==== Data shown

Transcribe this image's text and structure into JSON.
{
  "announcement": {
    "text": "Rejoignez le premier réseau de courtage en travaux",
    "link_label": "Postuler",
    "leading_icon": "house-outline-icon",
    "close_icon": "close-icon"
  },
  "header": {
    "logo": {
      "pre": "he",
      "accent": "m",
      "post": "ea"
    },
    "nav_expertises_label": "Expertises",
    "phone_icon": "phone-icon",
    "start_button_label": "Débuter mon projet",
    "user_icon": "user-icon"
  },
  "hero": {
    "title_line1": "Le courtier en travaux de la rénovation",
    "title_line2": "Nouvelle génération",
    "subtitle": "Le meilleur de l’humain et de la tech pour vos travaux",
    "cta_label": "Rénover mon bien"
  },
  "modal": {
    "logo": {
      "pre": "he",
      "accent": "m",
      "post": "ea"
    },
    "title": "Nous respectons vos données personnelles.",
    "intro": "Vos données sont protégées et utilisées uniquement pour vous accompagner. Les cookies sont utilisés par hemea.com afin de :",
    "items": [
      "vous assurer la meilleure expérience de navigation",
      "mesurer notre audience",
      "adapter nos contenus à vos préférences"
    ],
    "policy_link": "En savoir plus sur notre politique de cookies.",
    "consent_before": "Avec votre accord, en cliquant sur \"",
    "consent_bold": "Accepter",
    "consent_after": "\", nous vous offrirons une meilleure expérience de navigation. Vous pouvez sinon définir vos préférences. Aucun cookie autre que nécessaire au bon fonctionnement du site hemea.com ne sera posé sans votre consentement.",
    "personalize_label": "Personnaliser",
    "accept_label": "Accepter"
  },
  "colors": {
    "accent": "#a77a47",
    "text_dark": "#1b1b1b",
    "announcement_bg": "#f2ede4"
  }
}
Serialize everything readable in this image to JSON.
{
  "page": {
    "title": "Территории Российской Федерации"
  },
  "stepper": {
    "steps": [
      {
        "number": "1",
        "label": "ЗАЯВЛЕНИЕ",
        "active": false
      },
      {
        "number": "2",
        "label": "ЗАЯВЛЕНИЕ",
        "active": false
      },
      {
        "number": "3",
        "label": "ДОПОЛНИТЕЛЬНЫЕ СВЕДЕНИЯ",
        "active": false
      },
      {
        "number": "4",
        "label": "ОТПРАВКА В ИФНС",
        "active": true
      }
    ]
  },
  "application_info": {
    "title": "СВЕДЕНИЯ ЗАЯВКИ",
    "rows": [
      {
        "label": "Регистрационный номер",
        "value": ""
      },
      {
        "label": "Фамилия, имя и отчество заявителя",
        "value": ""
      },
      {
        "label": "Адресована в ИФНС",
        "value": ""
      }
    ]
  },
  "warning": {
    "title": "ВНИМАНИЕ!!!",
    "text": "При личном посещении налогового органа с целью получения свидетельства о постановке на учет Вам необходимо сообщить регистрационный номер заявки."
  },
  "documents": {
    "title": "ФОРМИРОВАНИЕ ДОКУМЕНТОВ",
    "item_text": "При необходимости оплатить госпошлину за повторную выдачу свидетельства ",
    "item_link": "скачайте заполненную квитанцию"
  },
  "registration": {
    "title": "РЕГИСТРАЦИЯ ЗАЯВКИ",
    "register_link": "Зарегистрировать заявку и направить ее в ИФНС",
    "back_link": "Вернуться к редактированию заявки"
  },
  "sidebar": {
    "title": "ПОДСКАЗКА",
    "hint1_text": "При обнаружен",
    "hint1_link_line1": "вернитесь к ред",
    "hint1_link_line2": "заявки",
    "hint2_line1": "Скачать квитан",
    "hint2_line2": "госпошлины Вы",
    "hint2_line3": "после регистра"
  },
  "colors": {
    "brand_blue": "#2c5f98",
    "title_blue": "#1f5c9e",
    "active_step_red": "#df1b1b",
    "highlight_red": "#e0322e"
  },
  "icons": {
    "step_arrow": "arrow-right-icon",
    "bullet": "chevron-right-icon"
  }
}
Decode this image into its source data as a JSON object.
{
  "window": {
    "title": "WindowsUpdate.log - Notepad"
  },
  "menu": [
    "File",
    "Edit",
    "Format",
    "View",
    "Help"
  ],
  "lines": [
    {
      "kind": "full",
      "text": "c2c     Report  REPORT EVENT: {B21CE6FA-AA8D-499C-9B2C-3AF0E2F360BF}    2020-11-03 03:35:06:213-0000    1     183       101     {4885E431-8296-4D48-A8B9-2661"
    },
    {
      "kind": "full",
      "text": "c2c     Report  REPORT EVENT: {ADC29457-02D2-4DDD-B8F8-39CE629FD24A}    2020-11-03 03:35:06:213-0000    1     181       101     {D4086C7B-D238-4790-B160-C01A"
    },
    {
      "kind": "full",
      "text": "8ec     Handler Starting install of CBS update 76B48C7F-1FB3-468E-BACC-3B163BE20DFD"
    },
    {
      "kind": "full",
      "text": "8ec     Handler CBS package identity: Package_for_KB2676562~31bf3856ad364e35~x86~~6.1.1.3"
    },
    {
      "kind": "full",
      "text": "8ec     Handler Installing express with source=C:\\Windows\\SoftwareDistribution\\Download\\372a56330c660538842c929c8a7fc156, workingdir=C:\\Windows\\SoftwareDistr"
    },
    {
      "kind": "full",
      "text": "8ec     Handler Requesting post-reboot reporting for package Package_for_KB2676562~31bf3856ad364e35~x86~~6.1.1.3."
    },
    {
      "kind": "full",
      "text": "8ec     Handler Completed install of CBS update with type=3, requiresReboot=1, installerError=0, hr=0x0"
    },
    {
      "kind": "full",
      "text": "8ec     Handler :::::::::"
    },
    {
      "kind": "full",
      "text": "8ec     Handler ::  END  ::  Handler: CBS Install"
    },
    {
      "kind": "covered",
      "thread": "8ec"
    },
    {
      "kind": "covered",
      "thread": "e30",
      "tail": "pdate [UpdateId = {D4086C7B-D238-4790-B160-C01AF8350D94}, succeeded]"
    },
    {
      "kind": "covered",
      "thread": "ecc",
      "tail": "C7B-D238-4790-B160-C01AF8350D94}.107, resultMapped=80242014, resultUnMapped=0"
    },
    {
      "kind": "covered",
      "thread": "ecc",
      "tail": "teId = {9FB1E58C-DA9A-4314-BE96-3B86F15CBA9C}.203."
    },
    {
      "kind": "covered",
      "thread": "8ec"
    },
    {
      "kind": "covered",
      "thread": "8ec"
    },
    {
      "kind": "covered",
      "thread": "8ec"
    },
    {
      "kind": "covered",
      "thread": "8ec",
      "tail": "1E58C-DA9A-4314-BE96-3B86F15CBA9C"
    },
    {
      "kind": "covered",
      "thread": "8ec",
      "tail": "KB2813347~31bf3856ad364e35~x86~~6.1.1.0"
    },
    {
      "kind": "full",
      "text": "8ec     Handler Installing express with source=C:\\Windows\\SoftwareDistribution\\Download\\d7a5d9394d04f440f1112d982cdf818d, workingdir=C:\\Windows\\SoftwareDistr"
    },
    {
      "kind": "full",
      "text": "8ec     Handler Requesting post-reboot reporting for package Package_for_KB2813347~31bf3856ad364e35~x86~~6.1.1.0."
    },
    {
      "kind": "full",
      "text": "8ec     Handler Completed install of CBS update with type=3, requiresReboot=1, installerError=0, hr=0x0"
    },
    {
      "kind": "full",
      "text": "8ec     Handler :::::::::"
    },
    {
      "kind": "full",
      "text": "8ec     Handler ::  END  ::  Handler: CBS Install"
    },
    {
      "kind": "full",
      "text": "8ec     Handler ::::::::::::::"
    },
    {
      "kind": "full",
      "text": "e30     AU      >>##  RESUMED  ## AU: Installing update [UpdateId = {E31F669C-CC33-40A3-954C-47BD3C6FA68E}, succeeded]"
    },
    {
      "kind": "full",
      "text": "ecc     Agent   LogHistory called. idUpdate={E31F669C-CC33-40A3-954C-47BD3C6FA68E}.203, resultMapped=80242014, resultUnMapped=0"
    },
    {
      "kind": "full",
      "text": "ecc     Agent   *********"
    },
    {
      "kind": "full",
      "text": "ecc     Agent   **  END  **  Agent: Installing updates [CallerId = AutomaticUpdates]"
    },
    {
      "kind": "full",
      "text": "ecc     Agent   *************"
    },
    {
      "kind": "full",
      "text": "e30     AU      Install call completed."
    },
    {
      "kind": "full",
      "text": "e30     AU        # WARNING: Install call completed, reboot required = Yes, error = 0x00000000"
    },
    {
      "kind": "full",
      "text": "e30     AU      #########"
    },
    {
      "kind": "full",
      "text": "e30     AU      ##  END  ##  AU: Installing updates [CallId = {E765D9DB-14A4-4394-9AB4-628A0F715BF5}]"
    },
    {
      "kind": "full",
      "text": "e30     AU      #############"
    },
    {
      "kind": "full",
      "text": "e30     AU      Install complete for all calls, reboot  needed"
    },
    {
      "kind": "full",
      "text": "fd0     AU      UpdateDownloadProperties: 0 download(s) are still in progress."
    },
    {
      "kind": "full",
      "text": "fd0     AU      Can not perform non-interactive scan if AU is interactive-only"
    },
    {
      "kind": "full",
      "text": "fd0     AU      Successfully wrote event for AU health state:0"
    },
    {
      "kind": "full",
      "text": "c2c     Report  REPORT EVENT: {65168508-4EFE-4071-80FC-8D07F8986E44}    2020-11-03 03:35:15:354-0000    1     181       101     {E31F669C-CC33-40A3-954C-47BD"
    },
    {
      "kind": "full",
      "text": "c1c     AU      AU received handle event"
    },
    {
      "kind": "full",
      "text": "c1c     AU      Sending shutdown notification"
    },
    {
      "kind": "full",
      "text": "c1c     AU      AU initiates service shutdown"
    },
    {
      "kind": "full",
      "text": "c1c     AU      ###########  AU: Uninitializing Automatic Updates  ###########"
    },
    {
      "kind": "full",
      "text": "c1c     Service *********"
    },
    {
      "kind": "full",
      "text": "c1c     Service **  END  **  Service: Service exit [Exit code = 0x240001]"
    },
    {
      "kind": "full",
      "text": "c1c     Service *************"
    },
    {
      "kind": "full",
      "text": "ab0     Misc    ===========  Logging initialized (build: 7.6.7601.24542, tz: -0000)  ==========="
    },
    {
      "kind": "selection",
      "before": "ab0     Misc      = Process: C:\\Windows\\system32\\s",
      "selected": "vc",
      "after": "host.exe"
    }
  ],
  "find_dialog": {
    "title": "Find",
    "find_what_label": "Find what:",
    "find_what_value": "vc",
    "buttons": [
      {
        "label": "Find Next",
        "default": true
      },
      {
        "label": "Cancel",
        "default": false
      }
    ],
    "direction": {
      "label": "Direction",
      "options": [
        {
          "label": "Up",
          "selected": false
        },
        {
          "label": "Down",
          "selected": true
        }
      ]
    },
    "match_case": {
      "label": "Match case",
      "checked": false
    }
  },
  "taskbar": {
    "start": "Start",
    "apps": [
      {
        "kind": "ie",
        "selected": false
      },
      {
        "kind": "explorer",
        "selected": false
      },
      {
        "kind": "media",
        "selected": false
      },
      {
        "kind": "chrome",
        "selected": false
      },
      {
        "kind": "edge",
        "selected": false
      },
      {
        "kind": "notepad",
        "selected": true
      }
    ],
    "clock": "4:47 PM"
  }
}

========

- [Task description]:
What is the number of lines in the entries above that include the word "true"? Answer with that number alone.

- [Answer box]:
4